requirements, and successful testing and auditing by CBP of the cards 
and program, the Secretary of DHS or the Commissioner of CBP may 
designate the Tribal card as an acceptable WHTI-compliant document for 
the purpose of establishing identity and citizenship when entering the 
United States by land or sea from contiguous territory or adjacent 
islands. Such designation will be announced by publication of a notice 
in the Federal Register. A list of entities issuing WHTI-compliant 
documents and the kind of documents issued is available at http://www.getyouhome.gov.

Pascua Yaqui WHTI-Compliant Tribal Card Program

    The Pascua Yaqui Tribe of Arizona (Pascua Yaqui Tribe) has 
voluntarily established a program to develop a WHTI-compliant Tribal 
card that denotes identity and U.S. citizenship. On May 27, 2009, CBP 
and the Pascua Yaqui Tribe signed a Memorandum of Agreement (MOA) to 
develop, issue, test, and evaluate Tribal cards to be used for border 
crossing purposes. Pursuant to this MOA, the cards are issued to 
members of the Pascua Yaqui Tribe who can establish identity, Tribal 
membership, and U.S. citizenship. The cards incorporate physical 
security features acceptable to CBP as well as facilitative technology 
allowing for electronic validation of identity, citizenship, and Tribal 
membership. In 2010, CBP and the Pascua Yaqui Tribe entered into two 
related agreements, a March 18, 2010, security agreement and an April 
1, 2010, service level agreement. The former addresses confidentiality 
and information sharing, and the latter memorializes the technical 
specifications for the production, issuance and use of the card.
    CBP has tested the cards developed by the Pascua Yaqui Tribe 
pursuant to the above agreements and has performed an audit of the 
Tribe's card program. On the basis of these tests and audit, CBP has 
determined that the cards meet the requirements of section 7209 of the 
IRTPA and are acceptable documents to denote identity and U.S. 
citizenship for purposes of entering the United States at land and sea 
ports of entry from contiguous territory or adjacent islands. CBP's 
continued acceptance of the Tribal card as a WHTI-compliant document is 
conditional on compliance with the MOA and all related agreements.
    Acceptance and use of the WHTI-compliant Tribal card is voluntary 
for Tribe members. If an individual is denied a WHTI-compliant Tribal 
card, he or she may still apply for a passport or other WHTI-compliant 
document.

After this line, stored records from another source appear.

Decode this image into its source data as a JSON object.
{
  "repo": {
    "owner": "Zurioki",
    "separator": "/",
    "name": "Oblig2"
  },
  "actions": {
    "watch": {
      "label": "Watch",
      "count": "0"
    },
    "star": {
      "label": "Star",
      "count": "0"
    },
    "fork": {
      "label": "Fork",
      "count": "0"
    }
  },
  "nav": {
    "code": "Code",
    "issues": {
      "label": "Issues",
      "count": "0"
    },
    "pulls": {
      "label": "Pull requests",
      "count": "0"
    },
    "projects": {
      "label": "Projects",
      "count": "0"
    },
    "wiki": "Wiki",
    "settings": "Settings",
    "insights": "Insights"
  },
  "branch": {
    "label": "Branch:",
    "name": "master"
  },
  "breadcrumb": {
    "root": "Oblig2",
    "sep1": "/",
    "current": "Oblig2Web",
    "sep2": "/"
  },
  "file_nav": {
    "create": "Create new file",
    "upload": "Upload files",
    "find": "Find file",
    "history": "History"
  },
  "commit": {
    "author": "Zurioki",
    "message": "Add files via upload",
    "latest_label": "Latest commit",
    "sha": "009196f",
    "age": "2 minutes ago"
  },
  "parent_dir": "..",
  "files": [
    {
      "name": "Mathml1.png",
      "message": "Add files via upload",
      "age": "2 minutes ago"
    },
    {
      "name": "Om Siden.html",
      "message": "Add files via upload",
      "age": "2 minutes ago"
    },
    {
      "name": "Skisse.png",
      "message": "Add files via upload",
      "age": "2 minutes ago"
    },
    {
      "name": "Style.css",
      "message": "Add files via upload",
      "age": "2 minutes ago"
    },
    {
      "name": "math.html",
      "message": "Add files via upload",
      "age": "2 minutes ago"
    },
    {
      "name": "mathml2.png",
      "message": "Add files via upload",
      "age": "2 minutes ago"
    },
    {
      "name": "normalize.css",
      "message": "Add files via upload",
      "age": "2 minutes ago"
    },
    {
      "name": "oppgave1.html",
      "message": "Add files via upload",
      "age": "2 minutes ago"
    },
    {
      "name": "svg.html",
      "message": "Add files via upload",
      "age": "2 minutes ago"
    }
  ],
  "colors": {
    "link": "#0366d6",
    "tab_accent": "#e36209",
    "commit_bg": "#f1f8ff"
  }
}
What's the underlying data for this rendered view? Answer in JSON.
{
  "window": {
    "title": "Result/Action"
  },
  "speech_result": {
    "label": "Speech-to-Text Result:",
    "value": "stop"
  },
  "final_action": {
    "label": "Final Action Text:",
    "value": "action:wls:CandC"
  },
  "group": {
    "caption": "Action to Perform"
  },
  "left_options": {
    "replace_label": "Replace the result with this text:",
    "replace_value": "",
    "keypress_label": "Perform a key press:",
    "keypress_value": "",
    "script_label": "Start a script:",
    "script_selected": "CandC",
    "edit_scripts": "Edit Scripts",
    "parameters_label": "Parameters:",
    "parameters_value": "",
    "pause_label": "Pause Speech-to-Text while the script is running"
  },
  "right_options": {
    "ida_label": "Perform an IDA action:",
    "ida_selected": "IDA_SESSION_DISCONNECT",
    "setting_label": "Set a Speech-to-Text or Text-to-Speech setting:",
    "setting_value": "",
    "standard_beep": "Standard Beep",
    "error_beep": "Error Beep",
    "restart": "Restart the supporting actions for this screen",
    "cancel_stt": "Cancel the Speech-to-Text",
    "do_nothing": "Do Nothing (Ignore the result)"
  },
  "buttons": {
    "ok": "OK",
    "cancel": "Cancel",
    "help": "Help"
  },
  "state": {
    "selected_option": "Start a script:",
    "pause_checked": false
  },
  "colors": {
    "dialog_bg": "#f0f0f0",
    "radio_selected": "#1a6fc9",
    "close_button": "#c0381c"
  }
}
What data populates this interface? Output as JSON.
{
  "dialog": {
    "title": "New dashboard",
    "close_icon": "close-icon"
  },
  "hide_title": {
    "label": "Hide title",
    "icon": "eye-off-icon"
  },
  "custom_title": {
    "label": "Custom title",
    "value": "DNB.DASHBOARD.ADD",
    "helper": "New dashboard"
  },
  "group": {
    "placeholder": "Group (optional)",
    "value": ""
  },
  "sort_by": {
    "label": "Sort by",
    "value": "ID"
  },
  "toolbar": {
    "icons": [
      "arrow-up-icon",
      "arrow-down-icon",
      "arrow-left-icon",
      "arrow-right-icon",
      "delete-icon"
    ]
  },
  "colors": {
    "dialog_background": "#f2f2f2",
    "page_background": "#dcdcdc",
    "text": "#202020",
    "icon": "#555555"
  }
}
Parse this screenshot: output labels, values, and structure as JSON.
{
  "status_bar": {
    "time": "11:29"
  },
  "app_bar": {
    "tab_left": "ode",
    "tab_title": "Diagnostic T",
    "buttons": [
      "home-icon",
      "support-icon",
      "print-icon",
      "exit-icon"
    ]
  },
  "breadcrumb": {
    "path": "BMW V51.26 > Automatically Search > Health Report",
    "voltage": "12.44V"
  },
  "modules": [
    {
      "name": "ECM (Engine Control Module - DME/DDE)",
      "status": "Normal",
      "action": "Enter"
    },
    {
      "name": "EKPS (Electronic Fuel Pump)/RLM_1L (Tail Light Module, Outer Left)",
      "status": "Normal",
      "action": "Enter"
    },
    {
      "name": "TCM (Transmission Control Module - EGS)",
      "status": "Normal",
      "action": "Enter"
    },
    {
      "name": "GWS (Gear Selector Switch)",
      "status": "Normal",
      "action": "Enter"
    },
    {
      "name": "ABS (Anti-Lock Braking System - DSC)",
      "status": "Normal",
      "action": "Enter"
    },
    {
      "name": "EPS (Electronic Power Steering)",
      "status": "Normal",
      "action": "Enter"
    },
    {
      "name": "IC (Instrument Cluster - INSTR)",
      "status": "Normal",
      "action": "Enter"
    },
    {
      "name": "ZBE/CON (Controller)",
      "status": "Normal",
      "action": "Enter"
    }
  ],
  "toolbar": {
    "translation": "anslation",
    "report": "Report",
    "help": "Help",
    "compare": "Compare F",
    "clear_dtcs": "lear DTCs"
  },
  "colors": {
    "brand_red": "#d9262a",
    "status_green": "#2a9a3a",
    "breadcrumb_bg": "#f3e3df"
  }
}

Designation

    This notice announces that the Commissioner of CBP designates the 
Tribal card issued by the Pascua Yaqui Tribe in accordance with the MOA 
and all related agreements between the Tribe and CBP as an acceptable 
WHTI-compliant document pursuant to section 7209 of the IRTPA and 8 CFR 
235.1(e). In accordance with these provisions, the approved card, if 
valid and lawfully obtained, may be used to denote identity and U.S. 
citizenship of Pascua Yaqui members who are entering the United States 
from contiguous territory or adjacent islands at land and sea ports of 
entry.

    Dated: June 3, 2011.
Alan D. Bersin,
Commissioner, U.S. Customs and Border Protection.
[FR Doc. 2011-14352 Filed 6-8-11; 8:45 am]
BILLING CODE 9111-14-P